In one noteworthy recent case, Central Georgia Anesthesia Servs., P.C. v. Equitable Life Assurance Society of the U.S., a corporate policyholder filed an insurance coverage action to obtain its coverage under a disability income protection policy that insured one of its shareholders. During discovery, the policyholder learned that the insurance company was losing money on its policies and that the insurance company’s employees might have been given incentives to deny or take hard stances on claims. The policyholder moved the court to compel the discovery of various documentation relevant to the case—including reserve information. The United States District Court in Georgia ordered the insurance company to turn over reserve information, as well as documents describing how employees are paid for handling claims. Although the court noted that other courts have differed on whether reserves are discoverable, it observed that the “overwhelming majority of courts” find reserves discoverable in cases involving bad faith claims, because “reserves bear some relationship to the insurer’s calculation of its potential liability.” The court reasoned that, since the parties were disputing the intended value of the benefits payable under the policy, the reserve information might reveal what the insurance company understood that benefit to be at the time the insurance contract was signed.
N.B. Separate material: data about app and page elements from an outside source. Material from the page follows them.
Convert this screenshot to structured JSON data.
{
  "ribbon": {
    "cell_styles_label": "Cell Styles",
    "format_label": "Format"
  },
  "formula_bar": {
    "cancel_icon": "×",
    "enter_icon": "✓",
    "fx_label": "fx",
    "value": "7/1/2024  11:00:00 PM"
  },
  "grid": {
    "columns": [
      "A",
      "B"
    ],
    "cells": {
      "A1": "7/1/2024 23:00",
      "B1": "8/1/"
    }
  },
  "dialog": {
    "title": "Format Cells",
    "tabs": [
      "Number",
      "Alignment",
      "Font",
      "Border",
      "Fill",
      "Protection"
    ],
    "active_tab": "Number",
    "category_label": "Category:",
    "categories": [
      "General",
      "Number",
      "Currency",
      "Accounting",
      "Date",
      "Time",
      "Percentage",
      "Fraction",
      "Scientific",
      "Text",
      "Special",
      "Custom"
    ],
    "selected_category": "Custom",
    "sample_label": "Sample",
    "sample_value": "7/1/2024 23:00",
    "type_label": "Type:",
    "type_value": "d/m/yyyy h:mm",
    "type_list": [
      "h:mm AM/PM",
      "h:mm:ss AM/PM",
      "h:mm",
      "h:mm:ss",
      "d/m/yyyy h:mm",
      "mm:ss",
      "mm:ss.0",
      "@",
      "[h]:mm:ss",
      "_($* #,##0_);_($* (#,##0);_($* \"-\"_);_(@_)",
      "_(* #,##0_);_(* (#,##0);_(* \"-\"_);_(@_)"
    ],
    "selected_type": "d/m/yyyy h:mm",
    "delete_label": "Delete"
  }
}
Discovery of other policyholders’ claims files and insurance company reserve information could make or break a policyholder’s insurance coverage case. Obtaining this information is not the stuff of urban legend. Policyholders can rely on experienced coverage counsel to search for—and find—the answers to the perplexing issues that arise when a policyholder is looking for answers (and claims payments) from its insurance company.